• [Work item] Please say how many lines below include the word "title", with nothing beyond the number.

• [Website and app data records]
———

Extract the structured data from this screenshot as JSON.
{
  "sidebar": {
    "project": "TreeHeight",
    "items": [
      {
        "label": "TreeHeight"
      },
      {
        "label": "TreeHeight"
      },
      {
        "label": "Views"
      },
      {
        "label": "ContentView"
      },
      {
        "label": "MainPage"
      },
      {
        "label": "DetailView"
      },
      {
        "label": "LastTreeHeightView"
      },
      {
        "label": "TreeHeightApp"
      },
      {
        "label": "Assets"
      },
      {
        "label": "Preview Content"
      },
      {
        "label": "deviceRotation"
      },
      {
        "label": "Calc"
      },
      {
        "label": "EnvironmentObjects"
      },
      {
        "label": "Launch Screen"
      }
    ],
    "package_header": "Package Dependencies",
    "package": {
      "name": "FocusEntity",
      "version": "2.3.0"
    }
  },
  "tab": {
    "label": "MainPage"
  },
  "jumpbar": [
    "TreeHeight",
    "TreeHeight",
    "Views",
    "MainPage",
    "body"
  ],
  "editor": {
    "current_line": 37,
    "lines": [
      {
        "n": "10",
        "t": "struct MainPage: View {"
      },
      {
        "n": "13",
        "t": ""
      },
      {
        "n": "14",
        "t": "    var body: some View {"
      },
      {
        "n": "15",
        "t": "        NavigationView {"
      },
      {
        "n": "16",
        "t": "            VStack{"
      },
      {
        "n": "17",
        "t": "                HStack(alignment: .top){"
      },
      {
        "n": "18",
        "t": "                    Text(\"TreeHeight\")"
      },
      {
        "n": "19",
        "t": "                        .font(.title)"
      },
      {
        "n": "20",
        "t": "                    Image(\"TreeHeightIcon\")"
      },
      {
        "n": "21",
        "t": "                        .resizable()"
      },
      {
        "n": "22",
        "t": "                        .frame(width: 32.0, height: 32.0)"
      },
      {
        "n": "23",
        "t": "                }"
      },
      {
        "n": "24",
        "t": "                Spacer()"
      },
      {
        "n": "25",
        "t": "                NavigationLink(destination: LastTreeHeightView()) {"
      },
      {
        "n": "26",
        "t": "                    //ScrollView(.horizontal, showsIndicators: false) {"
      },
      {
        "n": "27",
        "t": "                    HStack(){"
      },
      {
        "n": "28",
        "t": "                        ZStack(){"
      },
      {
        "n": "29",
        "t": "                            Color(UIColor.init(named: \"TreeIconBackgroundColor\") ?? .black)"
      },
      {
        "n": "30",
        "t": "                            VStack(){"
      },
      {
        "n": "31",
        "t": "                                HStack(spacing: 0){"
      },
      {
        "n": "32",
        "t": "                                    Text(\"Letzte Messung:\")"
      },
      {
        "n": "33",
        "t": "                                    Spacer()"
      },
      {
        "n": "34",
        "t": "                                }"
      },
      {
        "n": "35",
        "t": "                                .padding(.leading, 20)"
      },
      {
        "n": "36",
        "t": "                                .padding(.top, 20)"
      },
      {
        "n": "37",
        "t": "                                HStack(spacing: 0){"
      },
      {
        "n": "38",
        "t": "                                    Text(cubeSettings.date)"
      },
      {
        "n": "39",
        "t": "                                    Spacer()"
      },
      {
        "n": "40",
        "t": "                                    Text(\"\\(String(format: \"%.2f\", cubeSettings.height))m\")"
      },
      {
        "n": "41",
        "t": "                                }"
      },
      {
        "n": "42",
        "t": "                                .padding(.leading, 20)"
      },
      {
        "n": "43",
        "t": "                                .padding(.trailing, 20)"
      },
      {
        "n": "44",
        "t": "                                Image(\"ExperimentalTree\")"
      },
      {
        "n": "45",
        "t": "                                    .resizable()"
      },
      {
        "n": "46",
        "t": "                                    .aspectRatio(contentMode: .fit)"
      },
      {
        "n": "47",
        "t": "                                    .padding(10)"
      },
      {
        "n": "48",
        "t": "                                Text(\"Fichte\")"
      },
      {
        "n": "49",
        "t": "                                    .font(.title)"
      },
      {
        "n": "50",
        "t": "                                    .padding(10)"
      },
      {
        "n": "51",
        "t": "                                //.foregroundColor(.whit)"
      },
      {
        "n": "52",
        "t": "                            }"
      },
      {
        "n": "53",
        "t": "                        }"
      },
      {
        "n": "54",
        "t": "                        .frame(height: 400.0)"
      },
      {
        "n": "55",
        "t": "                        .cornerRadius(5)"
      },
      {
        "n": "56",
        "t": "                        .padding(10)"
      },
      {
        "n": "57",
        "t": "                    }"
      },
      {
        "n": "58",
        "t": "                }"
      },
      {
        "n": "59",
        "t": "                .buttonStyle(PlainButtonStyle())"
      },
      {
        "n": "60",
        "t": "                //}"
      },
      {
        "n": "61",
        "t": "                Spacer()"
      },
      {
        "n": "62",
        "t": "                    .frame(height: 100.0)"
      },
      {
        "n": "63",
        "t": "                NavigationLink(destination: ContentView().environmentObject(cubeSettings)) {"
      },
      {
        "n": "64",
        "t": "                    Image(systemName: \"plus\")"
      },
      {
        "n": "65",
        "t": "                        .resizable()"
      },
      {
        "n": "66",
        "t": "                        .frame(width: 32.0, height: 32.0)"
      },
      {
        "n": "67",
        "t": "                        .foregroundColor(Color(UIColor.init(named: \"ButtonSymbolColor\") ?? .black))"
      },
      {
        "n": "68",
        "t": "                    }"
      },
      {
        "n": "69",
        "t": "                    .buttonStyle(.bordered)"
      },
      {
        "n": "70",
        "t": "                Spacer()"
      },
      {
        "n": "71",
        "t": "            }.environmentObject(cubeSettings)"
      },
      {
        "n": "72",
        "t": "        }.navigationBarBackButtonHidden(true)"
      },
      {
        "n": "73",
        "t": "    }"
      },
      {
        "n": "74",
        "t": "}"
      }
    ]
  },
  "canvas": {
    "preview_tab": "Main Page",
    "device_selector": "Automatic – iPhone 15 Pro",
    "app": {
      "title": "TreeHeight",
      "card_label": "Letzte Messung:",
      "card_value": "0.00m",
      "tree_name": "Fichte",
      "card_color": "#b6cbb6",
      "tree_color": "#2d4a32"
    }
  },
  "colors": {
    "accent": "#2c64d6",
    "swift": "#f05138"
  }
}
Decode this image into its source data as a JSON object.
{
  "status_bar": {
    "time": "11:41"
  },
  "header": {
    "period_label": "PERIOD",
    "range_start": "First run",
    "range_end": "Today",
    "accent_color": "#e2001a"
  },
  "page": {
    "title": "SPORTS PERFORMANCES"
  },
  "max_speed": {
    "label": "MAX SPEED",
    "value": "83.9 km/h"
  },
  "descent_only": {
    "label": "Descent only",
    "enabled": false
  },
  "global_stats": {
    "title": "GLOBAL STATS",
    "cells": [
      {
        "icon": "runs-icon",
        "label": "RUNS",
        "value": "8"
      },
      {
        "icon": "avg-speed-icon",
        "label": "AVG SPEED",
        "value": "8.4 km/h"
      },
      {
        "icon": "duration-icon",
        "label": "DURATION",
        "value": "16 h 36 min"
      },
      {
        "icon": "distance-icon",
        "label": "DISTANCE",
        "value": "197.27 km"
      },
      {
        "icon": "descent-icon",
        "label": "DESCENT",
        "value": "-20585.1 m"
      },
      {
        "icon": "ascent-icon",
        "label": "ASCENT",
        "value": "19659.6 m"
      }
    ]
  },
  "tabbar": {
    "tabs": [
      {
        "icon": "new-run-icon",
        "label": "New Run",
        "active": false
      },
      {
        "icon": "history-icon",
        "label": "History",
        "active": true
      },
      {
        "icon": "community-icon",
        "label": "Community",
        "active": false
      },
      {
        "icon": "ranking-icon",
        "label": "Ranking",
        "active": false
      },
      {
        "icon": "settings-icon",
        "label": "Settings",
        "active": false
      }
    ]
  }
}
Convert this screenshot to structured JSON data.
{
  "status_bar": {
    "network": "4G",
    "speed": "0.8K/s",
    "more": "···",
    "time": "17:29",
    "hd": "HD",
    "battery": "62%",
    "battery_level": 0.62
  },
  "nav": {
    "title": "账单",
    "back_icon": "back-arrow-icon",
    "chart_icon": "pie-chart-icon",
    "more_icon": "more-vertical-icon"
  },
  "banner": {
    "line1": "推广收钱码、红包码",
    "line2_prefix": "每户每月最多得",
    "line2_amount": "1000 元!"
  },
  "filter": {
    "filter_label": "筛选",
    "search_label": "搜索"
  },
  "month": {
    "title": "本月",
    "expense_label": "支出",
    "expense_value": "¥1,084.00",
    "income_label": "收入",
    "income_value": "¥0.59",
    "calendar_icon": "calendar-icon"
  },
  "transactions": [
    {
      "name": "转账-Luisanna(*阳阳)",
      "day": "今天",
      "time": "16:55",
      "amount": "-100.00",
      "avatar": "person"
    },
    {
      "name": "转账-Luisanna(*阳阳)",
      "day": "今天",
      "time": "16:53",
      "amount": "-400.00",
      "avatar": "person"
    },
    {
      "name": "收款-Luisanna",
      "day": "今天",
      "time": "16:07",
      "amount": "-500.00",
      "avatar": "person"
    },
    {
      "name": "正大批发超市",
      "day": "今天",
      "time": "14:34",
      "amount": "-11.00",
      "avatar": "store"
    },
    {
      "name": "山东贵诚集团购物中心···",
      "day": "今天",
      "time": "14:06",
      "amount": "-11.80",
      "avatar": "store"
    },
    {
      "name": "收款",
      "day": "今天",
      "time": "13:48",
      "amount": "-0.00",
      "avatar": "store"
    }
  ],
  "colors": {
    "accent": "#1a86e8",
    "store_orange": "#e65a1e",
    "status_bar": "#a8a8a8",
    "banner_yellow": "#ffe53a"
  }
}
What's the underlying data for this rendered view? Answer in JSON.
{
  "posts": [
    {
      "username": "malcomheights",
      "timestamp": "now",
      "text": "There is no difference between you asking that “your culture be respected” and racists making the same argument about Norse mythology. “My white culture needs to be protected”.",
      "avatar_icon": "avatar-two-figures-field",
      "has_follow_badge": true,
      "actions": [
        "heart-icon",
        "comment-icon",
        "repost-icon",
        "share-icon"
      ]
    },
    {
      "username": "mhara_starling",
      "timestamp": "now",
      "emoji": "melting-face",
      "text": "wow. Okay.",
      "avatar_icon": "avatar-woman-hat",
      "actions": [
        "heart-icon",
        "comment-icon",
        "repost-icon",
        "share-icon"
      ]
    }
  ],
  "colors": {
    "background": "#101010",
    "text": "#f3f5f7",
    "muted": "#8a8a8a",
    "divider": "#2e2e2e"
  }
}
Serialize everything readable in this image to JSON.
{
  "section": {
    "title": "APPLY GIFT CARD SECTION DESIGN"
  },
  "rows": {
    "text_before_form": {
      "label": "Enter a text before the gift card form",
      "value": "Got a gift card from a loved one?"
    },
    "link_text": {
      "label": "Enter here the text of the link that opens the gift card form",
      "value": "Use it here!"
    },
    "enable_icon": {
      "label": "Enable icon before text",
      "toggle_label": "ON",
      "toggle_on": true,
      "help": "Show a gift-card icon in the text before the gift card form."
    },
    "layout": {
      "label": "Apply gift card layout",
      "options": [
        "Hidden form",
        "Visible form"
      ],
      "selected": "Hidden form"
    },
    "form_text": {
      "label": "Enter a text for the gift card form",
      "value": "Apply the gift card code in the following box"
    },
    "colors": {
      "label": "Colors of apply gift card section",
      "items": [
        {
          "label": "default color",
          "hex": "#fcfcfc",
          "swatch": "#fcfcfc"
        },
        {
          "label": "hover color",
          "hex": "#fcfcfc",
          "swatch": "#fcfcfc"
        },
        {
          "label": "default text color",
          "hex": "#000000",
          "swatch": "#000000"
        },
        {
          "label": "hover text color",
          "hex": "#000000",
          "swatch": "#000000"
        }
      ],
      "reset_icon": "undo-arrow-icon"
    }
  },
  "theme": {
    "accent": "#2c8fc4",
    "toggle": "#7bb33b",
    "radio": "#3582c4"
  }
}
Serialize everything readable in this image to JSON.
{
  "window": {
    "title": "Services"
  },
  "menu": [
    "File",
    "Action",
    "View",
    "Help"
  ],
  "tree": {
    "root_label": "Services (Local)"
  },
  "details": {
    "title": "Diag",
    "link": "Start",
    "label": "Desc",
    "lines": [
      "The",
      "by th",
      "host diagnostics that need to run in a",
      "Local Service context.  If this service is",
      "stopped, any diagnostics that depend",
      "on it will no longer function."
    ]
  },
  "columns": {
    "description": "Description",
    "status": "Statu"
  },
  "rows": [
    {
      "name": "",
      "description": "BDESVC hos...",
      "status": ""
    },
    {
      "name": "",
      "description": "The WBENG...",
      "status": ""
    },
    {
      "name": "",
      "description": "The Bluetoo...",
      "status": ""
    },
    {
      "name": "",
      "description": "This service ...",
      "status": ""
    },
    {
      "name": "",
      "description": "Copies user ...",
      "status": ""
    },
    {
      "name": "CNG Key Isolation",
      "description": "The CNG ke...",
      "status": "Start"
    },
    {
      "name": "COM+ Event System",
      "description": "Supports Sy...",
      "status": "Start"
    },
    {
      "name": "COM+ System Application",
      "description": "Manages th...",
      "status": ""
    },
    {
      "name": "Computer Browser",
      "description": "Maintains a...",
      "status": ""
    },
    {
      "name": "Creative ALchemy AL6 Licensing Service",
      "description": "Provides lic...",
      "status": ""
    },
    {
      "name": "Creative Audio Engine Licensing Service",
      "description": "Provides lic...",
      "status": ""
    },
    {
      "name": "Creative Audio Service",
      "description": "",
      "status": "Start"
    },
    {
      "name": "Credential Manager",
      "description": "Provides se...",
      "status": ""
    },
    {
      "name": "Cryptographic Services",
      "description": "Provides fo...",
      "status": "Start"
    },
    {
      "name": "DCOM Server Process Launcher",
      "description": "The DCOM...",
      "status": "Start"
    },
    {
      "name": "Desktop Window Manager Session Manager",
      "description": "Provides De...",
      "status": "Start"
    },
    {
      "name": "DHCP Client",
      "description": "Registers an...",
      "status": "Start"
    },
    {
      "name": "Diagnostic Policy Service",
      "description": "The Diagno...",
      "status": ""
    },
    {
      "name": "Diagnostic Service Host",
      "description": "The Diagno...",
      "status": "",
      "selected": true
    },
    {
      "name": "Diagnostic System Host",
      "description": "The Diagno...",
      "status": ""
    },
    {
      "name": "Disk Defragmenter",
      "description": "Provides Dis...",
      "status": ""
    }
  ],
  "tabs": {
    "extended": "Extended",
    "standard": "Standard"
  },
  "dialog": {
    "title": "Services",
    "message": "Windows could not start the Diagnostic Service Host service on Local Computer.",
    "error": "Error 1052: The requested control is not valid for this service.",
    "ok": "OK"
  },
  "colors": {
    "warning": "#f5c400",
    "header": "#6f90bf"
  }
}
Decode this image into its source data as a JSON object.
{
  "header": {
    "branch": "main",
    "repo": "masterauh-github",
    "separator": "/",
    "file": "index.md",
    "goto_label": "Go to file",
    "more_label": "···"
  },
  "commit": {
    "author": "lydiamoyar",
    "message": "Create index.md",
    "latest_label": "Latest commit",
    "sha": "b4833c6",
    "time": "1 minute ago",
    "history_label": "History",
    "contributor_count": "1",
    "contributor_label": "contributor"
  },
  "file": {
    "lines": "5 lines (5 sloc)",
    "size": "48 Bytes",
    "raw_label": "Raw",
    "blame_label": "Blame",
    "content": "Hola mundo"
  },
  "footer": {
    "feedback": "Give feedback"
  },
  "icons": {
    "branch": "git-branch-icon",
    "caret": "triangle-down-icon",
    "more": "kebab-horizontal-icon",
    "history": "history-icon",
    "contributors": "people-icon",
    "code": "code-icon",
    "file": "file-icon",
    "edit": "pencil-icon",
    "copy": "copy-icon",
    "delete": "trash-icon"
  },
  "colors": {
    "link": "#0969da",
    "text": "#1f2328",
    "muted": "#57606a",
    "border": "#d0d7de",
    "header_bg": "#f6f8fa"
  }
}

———

• [Result of this exercise] 11